Start of SOURCE DATA

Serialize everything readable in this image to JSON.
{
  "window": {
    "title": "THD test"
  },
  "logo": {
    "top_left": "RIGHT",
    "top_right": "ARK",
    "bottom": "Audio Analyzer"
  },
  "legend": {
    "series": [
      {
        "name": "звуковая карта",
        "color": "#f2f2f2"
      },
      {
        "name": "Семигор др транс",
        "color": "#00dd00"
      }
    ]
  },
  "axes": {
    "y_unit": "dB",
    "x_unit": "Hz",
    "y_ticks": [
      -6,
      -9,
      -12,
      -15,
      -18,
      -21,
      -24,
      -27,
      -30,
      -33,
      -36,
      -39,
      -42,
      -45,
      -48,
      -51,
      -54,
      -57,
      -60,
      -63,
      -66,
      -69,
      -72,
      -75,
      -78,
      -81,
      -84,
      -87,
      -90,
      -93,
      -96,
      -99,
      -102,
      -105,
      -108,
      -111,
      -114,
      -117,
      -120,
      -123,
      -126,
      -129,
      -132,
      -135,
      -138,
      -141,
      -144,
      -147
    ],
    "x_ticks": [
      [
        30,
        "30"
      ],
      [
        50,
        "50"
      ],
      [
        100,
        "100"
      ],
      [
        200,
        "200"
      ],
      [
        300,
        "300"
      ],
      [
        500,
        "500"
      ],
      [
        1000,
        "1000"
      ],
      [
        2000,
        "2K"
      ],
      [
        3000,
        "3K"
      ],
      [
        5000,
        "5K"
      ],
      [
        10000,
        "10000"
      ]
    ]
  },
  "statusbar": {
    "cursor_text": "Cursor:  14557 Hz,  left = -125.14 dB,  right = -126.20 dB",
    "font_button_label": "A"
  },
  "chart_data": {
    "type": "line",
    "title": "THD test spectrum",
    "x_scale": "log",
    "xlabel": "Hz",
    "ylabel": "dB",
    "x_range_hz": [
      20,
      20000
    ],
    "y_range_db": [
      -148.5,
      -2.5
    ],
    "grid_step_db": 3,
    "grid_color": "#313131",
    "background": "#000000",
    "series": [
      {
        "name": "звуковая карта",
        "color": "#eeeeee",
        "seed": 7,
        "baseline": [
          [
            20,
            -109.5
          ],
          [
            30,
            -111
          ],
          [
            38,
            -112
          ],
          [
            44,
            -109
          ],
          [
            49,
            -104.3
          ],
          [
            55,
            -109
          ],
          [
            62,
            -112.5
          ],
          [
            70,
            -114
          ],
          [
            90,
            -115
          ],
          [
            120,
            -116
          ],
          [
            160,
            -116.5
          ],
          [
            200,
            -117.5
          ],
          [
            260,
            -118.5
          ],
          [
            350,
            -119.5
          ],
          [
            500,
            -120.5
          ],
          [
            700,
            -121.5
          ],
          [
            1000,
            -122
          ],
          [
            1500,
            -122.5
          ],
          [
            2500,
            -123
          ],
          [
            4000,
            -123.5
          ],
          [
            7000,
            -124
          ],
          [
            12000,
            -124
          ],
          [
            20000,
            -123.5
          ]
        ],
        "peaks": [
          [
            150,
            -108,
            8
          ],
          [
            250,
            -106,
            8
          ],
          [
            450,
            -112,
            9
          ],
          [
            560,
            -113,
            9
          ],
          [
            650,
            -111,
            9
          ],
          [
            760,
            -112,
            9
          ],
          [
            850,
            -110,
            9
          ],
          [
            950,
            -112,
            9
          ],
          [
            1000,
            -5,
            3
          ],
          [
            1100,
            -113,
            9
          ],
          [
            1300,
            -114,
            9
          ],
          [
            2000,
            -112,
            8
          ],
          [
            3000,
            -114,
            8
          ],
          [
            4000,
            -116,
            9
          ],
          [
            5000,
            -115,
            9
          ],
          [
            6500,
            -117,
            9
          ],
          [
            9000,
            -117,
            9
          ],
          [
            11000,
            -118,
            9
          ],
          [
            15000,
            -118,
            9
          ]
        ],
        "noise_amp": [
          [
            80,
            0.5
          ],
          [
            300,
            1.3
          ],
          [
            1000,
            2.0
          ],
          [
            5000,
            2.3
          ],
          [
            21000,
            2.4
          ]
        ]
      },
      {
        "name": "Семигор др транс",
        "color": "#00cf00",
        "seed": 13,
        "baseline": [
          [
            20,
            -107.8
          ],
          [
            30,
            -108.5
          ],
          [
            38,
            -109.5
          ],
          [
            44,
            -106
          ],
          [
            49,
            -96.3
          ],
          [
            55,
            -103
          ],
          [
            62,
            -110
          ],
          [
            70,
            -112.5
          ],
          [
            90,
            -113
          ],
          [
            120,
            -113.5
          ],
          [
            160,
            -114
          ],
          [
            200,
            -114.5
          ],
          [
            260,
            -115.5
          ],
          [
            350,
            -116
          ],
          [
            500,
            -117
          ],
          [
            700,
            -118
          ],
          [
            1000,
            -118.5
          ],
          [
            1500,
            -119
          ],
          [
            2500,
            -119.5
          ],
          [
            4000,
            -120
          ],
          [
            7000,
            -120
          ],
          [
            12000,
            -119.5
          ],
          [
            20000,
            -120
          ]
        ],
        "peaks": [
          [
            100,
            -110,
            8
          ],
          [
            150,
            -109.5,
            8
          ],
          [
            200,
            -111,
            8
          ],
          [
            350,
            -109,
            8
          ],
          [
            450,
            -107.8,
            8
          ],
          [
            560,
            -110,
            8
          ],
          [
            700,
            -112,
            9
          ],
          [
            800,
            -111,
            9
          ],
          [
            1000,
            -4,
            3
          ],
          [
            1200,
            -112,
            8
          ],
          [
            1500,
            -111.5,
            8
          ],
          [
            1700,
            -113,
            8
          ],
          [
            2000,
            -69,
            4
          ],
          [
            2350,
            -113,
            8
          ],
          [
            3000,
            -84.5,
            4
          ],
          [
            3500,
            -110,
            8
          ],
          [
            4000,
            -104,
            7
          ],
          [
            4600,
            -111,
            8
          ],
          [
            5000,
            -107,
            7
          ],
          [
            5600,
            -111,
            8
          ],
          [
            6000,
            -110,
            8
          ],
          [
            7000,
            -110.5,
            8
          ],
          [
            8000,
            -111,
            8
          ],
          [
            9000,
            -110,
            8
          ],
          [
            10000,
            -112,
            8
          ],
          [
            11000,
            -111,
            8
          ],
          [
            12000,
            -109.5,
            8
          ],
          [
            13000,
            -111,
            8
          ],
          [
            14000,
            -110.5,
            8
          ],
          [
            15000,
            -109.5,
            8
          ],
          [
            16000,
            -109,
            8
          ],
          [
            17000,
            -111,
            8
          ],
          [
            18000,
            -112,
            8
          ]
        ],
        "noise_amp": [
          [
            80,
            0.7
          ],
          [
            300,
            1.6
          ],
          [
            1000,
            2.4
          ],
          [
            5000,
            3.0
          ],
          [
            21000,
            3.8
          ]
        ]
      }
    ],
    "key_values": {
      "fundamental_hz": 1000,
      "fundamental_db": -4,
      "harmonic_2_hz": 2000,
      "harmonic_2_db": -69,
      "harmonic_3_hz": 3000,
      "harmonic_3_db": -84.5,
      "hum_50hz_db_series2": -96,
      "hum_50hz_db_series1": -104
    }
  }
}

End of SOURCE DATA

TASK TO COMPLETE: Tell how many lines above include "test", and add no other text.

WRITTEN SOLUTION: 2